After the strike tiger muskies are able fighters. They often go airborne and run hard, again another trait likely received from the pike side of their parentage. Standard tackle for muskies and large pike including heavy rods and powerful baitcasting reels along with braided line of 40-to-70-pound test and steel or fluorocarbon leaders with 100-pound break strength will serve as a strong base of equipment.
In line spinners dressed with bucktail, flashabou and large thumping blades, along with a selection of crankbaits, stickbaits and rubber lures in hues that mirror local forage and a few tried-and-true attractor patterns will cover most triggers for hybrid muskies in the waters where they live.
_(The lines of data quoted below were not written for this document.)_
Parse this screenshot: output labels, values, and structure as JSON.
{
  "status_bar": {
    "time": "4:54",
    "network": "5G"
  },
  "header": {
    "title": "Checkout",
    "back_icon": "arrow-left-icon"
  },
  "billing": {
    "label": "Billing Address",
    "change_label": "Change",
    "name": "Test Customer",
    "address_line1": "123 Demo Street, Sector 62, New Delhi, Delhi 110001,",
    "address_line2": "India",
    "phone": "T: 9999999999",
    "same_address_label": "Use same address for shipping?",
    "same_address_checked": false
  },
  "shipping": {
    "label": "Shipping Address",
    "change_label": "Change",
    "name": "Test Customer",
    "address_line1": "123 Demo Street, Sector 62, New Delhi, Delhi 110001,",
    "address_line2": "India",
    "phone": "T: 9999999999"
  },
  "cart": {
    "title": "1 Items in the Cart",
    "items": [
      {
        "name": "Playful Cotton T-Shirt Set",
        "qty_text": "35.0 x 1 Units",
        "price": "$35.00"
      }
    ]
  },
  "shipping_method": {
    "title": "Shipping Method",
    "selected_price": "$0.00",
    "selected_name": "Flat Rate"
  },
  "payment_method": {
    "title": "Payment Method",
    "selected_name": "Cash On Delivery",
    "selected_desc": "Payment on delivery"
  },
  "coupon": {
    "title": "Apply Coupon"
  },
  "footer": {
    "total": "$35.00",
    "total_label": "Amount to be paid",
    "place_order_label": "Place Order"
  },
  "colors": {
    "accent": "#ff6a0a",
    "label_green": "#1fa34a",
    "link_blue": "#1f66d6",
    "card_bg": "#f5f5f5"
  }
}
A handful of lakes and rivers throughout the region offer a chance to tangle with a tiger muskie this fall including Lake Ashtabula, New Johns Lake and its related canal waters, and Lake Audubon in North Dakota. Lake Mitchell, Belle Fourche Reservoir, the Missouri River System and East Lemmon Lake have populations of hybrids in South Dakota. While tiger muskies are predominantly bred in hatcheries for sport fish stocking purposes, they can rarely occur naturally on waters where muskies and pike coexist.
As the two species have slightly different spawning habitats and times, the occurrence is unlikely but has been documented in the wild. More information on where to find tiger muskies can be found at gf.nd.gov and gfp.sd.gov.
By: Nick Simonson